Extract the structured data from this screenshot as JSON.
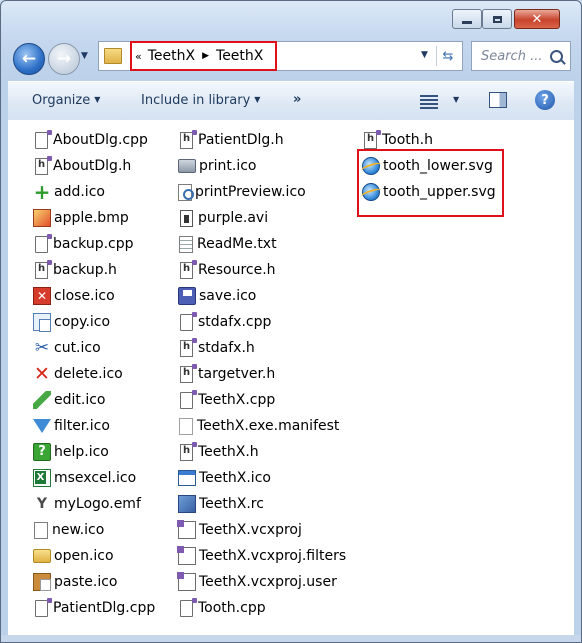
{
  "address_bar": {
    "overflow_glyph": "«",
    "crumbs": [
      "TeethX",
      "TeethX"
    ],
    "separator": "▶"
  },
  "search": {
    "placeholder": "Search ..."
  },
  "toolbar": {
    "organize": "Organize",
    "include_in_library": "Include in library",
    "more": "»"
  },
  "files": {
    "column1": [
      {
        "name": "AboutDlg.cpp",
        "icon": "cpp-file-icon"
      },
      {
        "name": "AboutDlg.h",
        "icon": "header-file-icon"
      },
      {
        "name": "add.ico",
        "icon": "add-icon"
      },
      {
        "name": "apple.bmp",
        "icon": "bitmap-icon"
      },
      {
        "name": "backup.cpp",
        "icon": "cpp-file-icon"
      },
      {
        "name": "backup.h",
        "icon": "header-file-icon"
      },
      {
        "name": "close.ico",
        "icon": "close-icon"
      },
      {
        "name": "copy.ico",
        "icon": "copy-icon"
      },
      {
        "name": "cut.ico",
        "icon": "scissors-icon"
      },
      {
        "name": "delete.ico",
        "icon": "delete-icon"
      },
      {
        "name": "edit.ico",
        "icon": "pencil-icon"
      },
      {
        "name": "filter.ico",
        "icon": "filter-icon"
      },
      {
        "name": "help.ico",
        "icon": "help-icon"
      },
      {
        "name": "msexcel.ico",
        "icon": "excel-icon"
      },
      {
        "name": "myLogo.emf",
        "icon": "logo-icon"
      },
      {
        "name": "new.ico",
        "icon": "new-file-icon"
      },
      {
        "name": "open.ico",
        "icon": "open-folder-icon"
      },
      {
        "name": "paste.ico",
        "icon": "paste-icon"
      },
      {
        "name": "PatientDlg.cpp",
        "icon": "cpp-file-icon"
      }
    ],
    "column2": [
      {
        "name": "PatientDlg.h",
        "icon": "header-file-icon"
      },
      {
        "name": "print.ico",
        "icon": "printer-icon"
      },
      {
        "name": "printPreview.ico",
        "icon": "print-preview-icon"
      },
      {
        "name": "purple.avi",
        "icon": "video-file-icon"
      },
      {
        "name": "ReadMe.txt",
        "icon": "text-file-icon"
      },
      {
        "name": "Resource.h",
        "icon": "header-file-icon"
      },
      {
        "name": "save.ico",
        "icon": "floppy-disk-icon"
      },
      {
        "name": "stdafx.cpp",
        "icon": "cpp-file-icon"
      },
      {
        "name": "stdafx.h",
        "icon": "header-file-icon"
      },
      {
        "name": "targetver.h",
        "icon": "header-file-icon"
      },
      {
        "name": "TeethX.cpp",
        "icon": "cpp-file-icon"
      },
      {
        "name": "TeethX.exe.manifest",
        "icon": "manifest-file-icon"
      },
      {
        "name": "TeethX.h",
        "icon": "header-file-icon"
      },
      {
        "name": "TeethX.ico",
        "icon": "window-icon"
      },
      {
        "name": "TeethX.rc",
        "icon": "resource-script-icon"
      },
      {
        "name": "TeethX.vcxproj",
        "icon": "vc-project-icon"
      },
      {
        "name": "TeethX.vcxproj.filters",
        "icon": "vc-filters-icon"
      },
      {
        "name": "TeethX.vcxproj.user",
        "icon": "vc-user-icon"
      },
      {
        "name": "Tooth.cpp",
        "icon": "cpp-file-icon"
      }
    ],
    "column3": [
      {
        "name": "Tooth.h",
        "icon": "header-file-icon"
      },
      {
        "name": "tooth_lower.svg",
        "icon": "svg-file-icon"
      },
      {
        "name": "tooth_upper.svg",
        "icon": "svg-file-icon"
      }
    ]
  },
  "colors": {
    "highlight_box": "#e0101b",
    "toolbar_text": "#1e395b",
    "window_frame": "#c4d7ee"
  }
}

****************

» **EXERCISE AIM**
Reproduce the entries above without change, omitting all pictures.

» **RESULT**
Extract the structured data from this screenshot as JSON.
{
  "address_bar": {
    "overflow_glyph": "«",
    "crumbs": [
      "TeethX",
      "TeethX"
    ],
    "separator": "▶"
  },
  "search": {
    "placeholder": "Search ..."
  },
  "toolbar": {
    "organize": "Organize",
    "include_in_library": "Include in library",
    "more": "»"
  },
  "files": {
    "column1": [
      {
        "name": "AboutDlg.cpp",
        "icon": "cpp-file-icon"
      },
      {
        "name": "AboutDlg.h",
        "icon": "header-file-icon"
      },
      {
        "name": "add.ico",
        "icon": "add-icon"
      },
      {
        "name": "apple.bmp",
        "icon": "bitmap-icon"
      },
      {
        "name": "backup.cpp",
        "icon": "cpp-file-icon"
      },
      {
        "name": "backup.h",
        "icon": "header-file-icon"
      },
      {
        "name": "close.ico",
        "icon": "close-icon"
      },
      {
        "name": "copy.ico",
        "icon": "copy-icon"
      },
      {
        "name": "cut.ico",
        "icon": "scissors-icon"
      },
      {
        "name": "delete.ico",
        "icon": "delete-icon"
      },
      {
        "name": "edit.ico",
        "icon": "pencil-icon"
      },
      {
        "name": "filter.ico",
        "icon": "filter-icon"
      },
      {
        "name": "help.ico",
        "icon": "help-icon"
      },
      {
        "name": "msexcel.ico",
        "icon": "excel-icon"
      },
      {
        "name": "myLogo.emf",
        "icon": "logo-icon"
      },
      {
        "name": "new.ico",
        "icon": "new-file-icon"
      },
      {
        "name": "open.ico",
        "icon": "open-folder-icon"
      },
      {
        "name": "paste.ico",
        "icon": "paste-icon"
      },
      {
        "name": "PatientDlg.cpp",
        "icon": "cpp-file-icon"
      }
    ],
    "column2": [
      {
        "name": "PatientDlg.h",
        "icon": "header-file-icon"
      },
      {
        "name": "print.ico",
        "icon": "printer-icon"
      },
      {
        "name": "printPreview.ico",
        "icon": "print-preview-icon"
      },
      {
        "name": "purple.avi",
        "icon": "video-file-icon"
      },
      {
        "name": "ReadMe.txt",
        "icon": "text-file-icon"
      },
      {
        "name": "Resource.h",
        "icon": "header-file-icon"
      },
      {
        "name": "save.ico",
        "icon": "floppy-disk-icon"
      },
      {
        "name": "stdafx.cpp",
        "icon": "cpp-file-icon"
      },
      {
        "name": "stdafx.h",
        "icon": "header-file-icon"
      },
      {
        "name": "targetver.h",
        "icon": "header-file-icon"
      },
      {
        "name": "TeethX.cpp",
        "icon": "cpp-file-icon"
      },
      {
        "name": "TeethX.exe.manifest",
        "icon": "manifest-file-icon"
      },
      {
        "name": "TeethX.h",
        "icon": "header-file-icon"
      },
      {
        "name": "TeethX.ico",
        "icon": "window-icon"
      },
      {
        "name": "TeethX.rc",
        "icon": "resource-script-icon"
      },
      {
        "name": "TeethX.vcxproj",
        "icon": "vc-project-icon"
      },
      {
        "name": "TeethX.vcxproj.filters",
        "icon": "vc-filters-icon"
      },
      {
        "name": "TeethX.vcxproj.user",
        "icon": "vc-user-icon"
      },
      {
        "name": "Tooth.cpp",
        "icon": "cpp-file-icon"
      }
    ],
    "column3": [
      {
        "name": "Tooth.h",
        "icon": "header-file-icon"
      },
      {
        "name": "tooth_lower.svg",
        "icon": "svg-file-icon"
      },
      {
        "name": "tooth_upper.svg",
        "icon": "svg-file-icon"
      }
    ]
  },
  "colors": {
    "highlight_box": "#e0101b",
    "toolbar_text": "#1e395b",
    "window_frame": "#c4d7ee"
  }
}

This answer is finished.